It’s that time again! Tomorrow, the BEA will release the initial 2018Q3 GDP estimate. I’m particularly excited about this one because it will heavily determine whether or not Trump can achieve that elusive goal that Republicans so often loved to remind us that Obama could never reach: 3% GDP growth in a calendar year. I’ll first provide what the current major models are predicting, what I predict, and then walk through some scenarios to see how likely it is that Trump will get to 3% for 2018.
2018Q3 Major Model Estimates as of 10/25/2018:
Atlanta Fed : 3.6%
NY Fed : 2.13%
Moody’s : 3.3%
Looking at other forecasts, consensus seems to be around 3.3% for Q3. For Q4, it looks to be about 3.1.
Adroit’s prediction: 3.1%
Oh man, pretty solid numbers! So that’s 2.2, 4.2 and possibly 3.3 for the first three quarters. So what does the economy have to achieve for that coveted 3%? Let’s see: there are four quarters in a year and we kind of have an idea of what three of those quarters are. To get 3% for the year (well, we’ll go with 2.95 because they round up to one digit after the decimal for these types of announcements), we do:
2.95 * 4 = 11.8
11.8 - (2.2 + 4.2 + 3.3) = 2.1
Trump would just need 2.1% for Q4 to achieve what Obama never could!!!
But not so fast. That’s not how annual GDP growth is calculated.
That’s right, annualized GDP is calculated by doing the following:
A = average GDP over the previous year’s four quarters, chained 2012 dollars
B = average GDP over this year’s four quarters, chained 2012 dollars
C = the difference between the two averages (B - A)
Annual GDP growth = C / A
Well, how do those quarterly GDP numbers come in to play then? Let’s take a look:
|Quarter||GDP||Quarterly Change||Quarterly Growth|
The quarterly growth percentages basically represent the following:
If the economy grew by the Quarterly Change amount for all 4 quarters this year, we’d have this much annual GDP growth.
For example, the annual GDP growth for 2017 was 2.2%, but if you take the average of those 2017 quarterly figures, you get 2.49%. Because remember, to get the annual growth, you have to take C from above and divide by A.
So what does C have to be for 2018 to get 2.95% (i.e. 3%) growth?

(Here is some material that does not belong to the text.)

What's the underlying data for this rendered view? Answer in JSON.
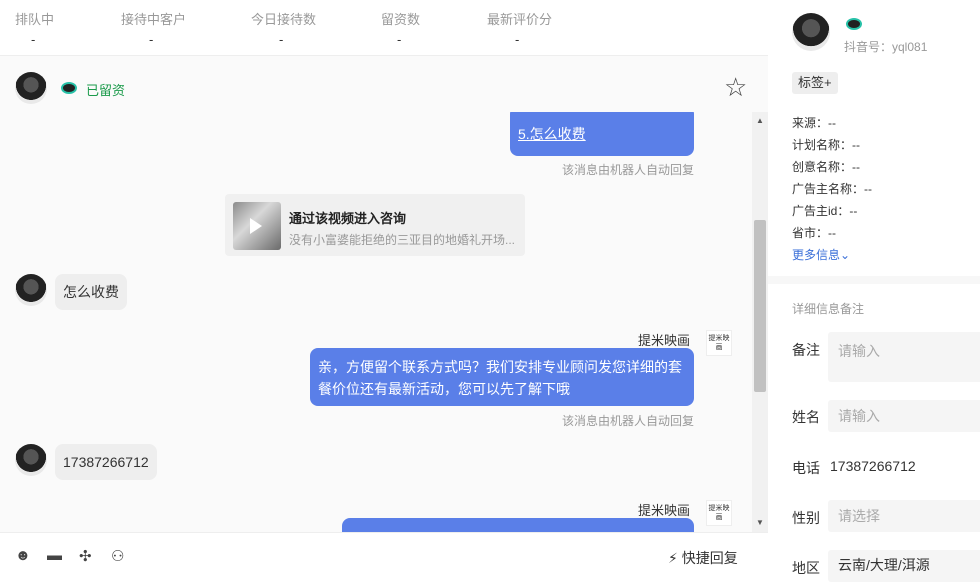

Well, let’s calculate A:
A = (17863.023 + 17995.150 + 18120.843 + 18223.758) / 4
A = 18050.6935
C = 0.0295 * A
C = 532.49545825
Ok, so that’s our magic number for 2018. Let’s say we go with the Atlanta Fed’s prediction of 3.6% for Q3. That would mean we’d have a Q3 Quarterly Change of 162.4562415 (A * 0.036 / 4) or a Q3 Quarterly GDP of 18674.0322415. What do we have to achieve in Q4 to get to 2.95?
A = 18050.6935
C = B - 18050.6935
532.49545825 = ((18323.963 + 18511.576 + (18674.0322415) + (18674.0322415 + x) / 4) - 18050.6935
18583.18895825 = (18323.963 + 18511.576 + (18674.0322415) + (18674.0322415 + x) / 4
74332.755833 = (18323.963 + 18511.576 + (18674.0322415) + (18674.0322415 + x)
149.15235 = x
If we have 3.6% in Q3, we need a Quarterly Change of 149.15235 in Q4 to get 2.95% annual growth. That comes out to be 3.31% growth required in Q4.
Let’s go with the consensus of 3.3% in Q3. We’d need 3.91% in Q4 to reach our 2.95%.
Let’s go with Adroit’s prediction of 3.1% in Q3. It jumps up to 4.31%.
What say you? What do you think Q3 will bring in and what are the chances that we’ll achieve 3% annual growth this year?